In a shop just southeast of Indianapolis, Bob Gold and two full-time employees restore steam engines built nearly 100 years ago. They'll tackle just about any job.

"Whatever somebody wants us to do, we'll attempt it," Bob says. "What we do is as simple as putting in a set of tubes, to taking an engine that looks like a refugee from the scrap yard, and making it a running engine again. We do repairs to fireboxes, make tanks and bunkers, and we'll do oddball jobs. We do a good bit of boiler repair.
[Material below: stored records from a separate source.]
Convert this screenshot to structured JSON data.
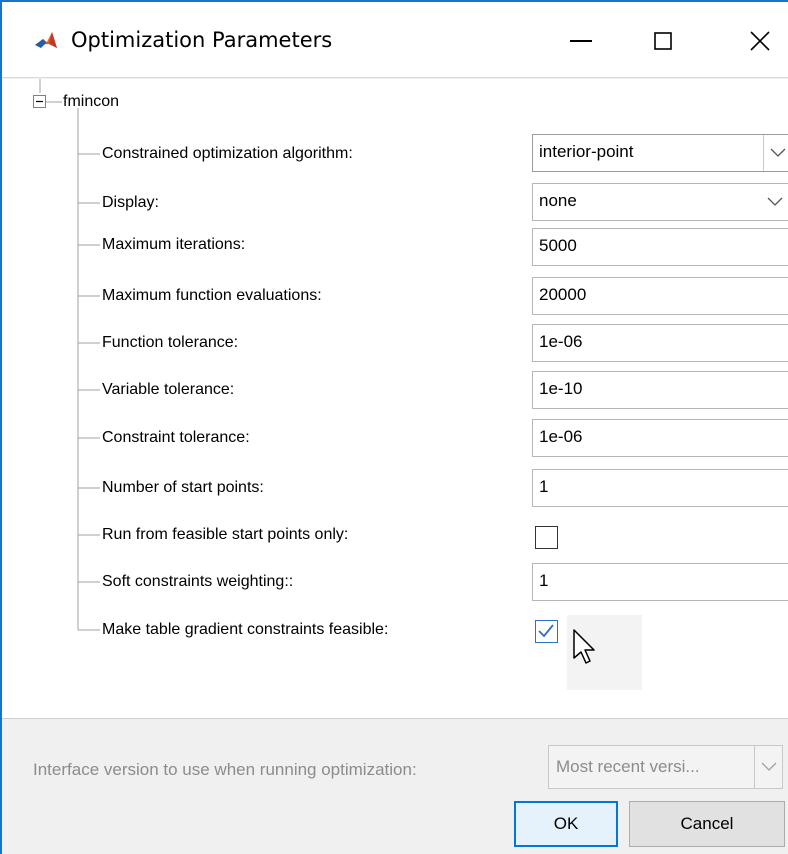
{
  "window": {
    "title": "Optimization Parameters",
    "icon": "matlab-icon"
  },
  "titlebar_buttons": [
    {
      "name": "minimize",
      "icon": "minimize-icon"
    },
    {
      "name": "maximize",
      "icon": "maximize-icon"
    },
    {
      "name": "close",
      "icon": "close-icon"
    }
  ],
  "tree": {
    "root_label": "fmincon",
    "expander_icon": "collapse-icon",
    "parameters": [
      {
        "label": "Constrained optimization algorithm:",
        "type": "dropdown",
        "value": "interior-point"
      },
      {
        "label": "Display:",
        "type": "dropdown",
        "value": "none"
      },
      {
        "label": "Maximum iterations:",
        "type": "text",
        "value": "5000"
      },
      {
        "label": "Maximum function evaluations:",
        "type": "text",
        "value": "20000"
      },
      {
        "label": "Function tolerance:",
        "type": "text",
        "value": "1e-06"
      },
      {
        "label": "Variable tolerance:",
        "type": "text",
        "value": "1e-10"
      },
      {
        "label": "Constraint tolerance:",
        "type": "text",
        "value": "1e-06"
      },
      {
        "label": "Number of start points:",
        "type": "text",
        "value": "1"
      },
      {
        "label": "Run from feasible start points only:",
        "type": "checkbox",
        "checked": false
      },
      {
        "label": "Soft constraints weighting::",
        "type": "text",
        "value": "1"
      },
      {
        "label": "Make table gradient constraints feasible:",
        "type": "checkbox",
        "checked": true
      }
    ]
  },
  "footer": {
    "interface_label": "Interface version to use when running optimization:",
    "interface_value": "Most recent versi...",
    "ok_label": "OK",
    "cancel_label": "Cancel"
  },
  "colors": {
    "accent": "#0078d7",
    "checkmark": "#2d6fc9",
    "tree_lines": "#a0a0a0",
    "disabled_text": "#8c8c8c"
  }
}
That's heavier work, and harder, but it's something that most people don't feel confident doing themselves."

B&B Steam Restoration was founded about seven years ago by Bob and partner Barry Moorman (who's no longer with the company). Bob's involvement with steam engines, though, goes back more than 20 years.



"I've been going to steam shows for as long as I can remember. My grandfather was very mechanical, and he was a steam enthusiast," Bob says. "He had been an operator of steam engines in the 1920s and 1930s. He always talked about wanting an engine ... well, he finally bought one, but he never saw it run."

That engine - a 1919 60 hp Case - is Bob's now. The vintage steamer is up and running now, but Bob seldom has time to play.